A poster, similar to ones the children make in the story as an attempt to locate the missing Gingerbread Man, is included inside the back cover, with activities and a gingerbread recipe.

Pirates and Princesses
by Jill Kargman & Sadie Kargman
illustrated by Christine Davenier
Dutton, $16.99, Ages 4-7

Based on an actual kindergarten incident, author Kargman and her eight-year-old daughter Sadie, team up to share a spirited playground story. Ivy and Fletch have grown up together since they were infants, born a day apart. Pregnant at the same time, the moms spent time together, and the two babies played with each other, from babbling to crawling, to preschool.
But when they get to kindergarten, things change. During recess the girls play with the girls, and the boys with boys. Initially Ivy and Fletch play together, as always, on the swings. But, the boys invite Fletch to play pirates, while the girls persuade Ivy to join them in the princess palace.
Veteran illustrator Davenier uses colored pencils, watercolors and oil pastels, especially pinks and blues, to establish typical gender identities. The lines and designs give shape and form to support the text, establishing personality with facial expressions and movement in this energetic picture book.
Fletch and Ivy almost forget each other, they are having so much fun. Until the pirates decide to RAID! Pirates and princesses chase each other and Ivy is captured! At first this is fun, and Ivy doesn’t mind. But when the princesses can’t rescue her, Fletch realizes it’s not fun anymore. Together he and Ivy change playground expectations.
This cheery tale of gender differences, trumped by imagination, friendship, and shared history, supplies kids and parents with samples of the importance of sharing swings and cupcakes for overcoming obstacles to getting along.

You’re Mean, Lily Jean!
by Frieda Wishinsky
illustrated by Kady MacDonald Denton
Albert Whitman, $16.99, Ages 5-8

Carly and Sandy always play together, using their imaginations as only sisters can. And then ---- Lily Jean moves in next door, and wants to play only with Sandy. At Sandy’s insistence Lily Jean agrees that Carly can play if she’s the baby. Then, if she’s the cow.

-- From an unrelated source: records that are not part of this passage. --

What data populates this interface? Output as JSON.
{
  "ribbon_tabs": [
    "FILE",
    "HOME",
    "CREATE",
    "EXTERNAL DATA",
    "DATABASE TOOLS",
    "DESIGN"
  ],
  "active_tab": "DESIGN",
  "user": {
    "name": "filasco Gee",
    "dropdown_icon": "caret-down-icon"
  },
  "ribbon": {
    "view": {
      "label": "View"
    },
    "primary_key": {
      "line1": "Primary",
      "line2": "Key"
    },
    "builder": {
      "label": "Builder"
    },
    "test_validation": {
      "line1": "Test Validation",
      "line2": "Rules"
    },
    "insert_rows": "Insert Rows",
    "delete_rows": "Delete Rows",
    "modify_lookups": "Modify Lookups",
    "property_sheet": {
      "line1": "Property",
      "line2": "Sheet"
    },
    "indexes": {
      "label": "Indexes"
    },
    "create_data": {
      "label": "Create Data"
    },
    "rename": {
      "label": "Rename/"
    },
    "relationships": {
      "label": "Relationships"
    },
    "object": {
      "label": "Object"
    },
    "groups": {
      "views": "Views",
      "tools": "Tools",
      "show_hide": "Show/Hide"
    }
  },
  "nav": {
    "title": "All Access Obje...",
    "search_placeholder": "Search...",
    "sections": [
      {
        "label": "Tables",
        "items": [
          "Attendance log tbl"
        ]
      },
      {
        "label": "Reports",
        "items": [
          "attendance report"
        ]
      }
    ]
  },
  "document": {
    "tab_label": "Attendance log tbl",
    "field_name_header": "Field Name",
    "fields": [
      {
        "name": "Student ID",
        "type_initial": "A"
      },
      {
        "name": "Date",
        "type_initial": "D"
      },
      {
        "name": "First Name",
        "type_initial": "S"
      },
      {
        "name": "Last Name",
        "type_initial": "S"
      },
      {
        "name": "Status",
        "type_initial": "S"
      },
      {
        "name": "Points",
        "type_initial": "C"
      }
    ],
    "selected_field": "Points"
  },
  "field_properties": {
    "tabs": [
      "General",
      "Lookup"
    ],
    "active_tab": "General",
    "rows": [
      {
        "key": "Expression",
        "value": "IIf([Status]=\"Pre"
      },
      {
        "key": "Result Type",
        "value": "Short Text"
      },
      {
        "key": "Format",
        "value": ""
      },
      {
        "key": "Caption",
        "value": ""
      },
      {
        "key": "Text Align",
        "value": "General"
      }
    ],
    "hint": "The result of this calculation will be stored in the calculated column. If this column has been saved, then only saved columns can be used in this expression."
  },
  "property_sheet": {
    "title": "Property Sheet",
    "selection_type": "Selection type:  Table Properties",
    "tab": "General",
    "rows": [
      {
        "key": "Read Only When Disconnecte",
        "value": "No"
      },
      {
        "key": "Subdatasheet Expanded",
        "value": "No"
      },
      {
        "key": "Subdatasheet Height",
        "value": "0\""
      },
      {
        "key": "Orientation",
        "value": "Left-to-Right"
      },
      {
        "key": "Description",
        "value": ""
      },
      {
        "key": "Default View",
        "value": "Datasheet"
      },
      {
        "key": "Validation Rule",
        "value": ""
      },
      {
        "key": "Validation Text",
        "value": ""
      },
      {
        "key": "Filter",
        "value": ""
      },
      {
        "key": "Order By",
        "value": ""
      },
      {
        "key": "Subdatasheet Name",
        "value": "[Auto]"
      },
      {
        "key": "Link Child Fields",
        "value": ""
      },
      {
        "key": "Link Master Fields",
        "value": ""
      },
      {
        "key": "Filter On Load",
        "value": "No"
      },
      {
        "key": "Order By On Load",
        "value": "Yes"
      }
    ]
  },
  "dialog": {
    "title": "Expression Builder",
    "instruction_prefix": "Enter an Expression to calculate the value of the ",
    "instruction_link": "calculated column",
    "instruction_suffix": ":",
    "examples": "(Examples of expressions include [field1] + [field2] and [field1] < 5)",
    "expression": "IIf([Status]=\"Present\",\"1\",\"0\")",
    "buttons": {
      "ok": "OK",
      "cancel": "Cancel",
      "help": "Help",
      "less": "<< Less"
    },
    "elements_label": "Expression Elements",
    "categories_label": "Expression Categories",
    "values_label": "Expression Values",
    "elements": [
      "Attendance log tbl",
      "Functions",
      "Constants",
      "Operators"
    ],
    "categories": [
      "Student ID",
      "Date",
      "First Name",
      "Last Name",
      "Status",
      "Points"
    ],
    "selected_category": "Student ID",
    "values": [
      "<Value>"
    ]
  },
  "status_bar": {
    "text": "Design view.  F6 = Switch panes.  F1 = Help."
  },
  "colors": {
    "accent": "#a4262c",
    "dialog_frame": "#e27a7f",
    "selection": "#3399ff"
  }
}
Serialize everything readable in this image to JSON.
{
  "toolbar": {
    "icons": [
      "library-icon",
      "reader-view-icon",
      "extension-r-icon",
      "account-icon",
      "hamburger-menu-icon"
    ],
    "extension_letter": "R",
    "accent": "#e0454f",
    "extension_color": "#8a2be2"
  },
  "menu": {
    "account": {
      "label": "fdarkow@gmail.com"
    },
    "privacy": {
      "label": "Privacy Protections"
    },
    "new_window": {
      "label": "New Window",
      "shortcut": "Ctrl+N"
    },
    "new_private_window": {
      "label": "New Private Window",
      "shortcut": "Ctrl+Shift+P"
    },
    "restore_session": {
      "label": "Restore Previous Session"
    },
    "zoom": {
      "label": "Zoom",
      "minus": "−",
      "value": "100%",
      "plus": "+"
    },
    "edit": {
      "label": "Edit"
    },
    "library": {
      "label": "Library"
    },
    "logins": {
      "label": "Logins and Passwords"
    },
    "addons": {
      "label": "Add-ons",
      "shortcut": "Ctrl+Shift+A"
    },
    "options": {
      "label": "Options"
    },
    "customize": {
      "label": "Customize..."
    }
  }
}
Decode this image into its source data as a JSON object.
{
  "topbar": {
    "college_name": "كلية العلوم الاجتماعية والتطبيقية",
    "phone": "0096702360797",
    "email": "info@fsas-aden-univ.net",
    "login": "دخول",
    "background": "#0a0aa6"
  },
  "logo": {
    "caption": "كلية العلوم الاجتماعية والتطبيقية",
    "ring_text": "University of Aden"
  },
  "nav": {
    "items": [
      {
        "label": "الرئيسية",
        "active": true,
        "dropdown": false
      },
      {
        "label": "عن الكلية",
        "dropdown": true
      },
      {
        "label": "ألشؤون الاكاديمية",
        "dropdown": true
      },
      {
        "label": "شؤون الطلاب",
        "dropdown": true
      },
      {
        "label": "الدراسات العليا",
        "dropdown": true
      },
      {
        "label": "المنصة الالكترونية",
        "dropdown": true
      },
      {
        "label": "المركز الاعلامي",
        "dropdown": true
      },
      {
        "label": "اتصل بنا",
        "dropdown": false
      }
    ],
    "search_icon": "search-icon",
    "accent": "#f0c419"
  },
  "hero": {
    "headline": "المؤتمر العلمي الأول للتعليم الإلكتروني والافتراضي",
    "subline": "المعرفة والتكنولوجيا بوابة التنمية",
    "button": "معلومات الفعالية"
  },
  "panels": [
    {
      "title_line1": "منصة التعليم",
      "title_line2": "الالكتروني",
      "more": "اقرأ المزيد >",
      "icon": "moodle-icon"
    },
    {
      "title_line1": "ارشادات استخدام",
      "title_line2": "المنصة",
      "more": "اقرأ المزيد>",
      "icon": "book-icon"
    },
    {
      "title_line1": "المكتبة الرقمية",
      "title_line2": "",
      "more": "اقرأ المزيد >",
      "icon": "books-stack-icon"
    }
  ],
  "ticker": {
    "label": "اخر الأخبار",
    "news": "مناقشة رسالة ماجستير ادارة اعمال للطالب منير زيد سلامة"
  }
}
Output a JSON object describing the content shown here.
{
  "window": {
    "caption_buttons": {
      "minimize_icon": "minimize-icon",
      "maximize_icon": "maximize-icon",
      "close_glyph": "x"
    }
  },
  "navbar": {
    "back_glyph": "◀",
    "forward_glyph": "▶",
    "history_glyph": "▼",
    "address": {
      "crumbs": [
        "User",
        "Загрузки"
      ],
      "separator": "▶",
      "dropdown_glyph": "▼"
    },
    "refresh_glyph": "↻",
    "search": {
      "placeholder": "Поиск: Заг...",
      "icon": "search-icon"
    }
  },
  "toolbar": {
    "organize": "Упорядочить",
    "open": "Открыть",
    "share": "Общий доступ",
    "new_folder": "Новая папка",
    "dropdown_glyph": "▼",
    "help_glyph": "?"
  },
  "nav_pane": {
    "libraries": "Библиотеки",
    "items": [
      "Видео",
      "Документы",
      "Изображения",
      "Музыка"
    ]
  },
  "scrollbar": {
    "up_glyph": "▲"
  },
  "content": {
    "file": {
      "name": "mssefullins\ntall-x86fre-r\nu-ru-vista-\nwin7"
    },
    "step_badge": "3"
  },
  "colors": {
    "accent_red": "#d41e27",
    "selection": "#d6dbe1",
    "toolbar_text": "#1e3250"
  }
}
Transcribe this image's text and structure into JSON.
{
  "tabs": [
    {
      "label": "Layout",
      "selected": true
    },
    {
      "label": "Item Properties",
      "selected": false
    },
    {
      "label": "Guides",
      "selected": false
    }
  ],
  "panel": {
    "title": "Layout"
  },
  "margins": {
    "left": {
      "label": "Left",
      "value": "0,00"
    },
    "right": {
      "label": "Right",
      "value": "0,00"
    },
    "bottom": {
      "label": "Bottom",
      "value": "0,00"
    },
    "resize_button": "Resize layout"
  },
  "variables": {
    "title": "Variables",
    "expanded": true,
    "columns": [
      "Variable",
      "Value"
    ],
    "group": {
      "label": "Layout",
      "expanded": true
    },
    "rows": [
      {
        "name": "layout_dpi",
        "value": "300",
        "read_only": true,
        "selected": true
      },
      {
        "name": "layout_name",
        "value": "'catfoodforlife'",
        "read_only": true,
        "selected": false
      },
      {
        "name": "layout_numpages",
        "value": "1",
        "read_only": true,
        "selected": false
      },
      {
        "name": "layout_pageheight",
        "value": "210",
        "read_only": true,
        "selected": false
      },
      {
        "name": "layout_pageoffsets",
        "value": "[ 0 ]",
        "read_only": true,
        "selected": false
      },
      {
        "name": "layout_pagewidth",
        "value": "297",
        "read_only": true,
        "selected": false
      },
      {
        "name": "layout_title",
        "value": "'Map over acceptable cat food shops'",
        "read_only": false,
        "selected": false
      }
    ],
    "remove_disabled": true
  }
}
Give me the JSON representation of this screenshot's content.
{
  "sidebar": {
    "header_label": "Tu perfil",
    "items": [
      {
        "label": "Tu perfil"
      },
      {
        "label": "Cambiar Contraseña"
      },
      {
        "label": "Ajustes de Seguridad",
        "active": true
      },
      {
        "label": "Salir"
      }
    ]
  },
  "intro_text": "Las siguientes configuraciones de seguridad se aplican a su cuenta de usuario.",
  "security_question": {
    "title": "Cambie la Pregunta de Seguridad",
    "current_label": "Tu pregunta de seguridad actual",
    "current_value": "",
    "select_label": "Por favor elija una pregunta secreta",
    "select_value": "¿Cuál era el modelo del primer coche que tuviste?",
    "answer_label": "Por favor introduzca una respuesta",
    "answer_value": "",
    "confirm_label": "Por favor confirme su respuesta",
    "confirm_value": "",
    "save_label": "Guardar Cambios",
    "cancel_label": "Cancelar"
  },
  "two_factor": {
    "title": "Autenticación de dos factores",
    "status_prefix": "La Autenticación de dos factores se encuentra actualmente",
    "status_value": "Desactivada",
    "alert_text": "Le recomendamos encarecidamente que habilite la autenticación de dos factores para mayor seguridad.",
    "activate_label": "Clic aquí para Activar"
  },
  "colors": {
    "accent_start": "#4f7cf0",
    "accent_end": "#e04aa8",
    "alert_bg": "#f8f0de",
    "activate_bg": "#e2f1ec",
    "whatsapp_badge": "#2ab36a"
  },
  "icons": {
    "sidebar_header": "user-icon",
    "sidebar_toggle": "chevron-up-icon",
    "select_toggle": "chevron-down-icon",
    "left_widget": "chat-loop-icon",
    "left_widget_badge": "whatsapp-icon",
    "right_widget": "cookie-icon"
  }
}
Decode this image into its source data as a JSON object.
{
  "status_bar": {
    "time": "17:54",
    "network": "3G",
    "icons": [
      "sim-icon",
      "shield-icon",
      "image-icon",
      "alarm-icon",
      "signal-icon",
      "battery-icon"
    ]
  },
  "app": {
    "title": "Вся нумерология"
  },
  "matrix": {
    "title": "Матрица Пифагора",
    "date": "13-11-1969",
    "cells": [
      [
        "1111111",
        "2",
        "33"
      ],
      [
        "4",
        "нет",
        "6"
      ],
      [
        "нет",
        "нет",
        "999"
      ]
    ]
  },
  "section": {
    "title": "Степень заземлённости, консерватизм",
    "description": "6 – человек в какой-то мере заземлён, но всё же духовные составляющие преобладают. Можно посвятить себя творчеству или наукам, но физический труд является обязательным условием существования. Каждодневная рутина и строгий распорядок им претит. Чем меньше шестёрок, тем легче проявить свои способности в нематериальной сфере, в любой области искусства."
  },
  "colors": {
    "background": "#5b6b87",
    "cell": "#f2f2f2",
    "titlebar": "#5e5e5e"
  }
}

And again, if she’s the dog.
With watercolors, acrylic ink, oil crayons, gouache and salt, award-winning illustrator Denton deepens the text with her characteristic blend of colors, expressive faces, and motion to show Carly’s inventive solution to transforming a bully into a friend. (With her sister, Sandy’s help, of course!)
While its characters are three girls, this brief, bouncy tale is accessible to both genders, since the games are not specific to girls only, and open-minded boys will not be put off by girly games.

Back to School Tortoise
by Lucy M. George
illustrated by Merel Eyckerman
Albert Whitman, $15.99, Ages 5-8

Tortoise is nervous about school. Maybe he will trip and fall, or hate his lunch, or the kids will be mean to him. He gets to school, but sits down by the door and doesn’t go in.
Sunny illustrations show Tortoise’s preparations for school and his anxious imaginings about potential problems. As his imagination changes, his uneasiness abates. He begins to think about the possible fun and new friendships. He takes a deep breath, opens the door, and bravely greets everybody with a “good morning!”
The ending will surprise you and make you laugh! And remind us all that courage is something required of adults and children alike.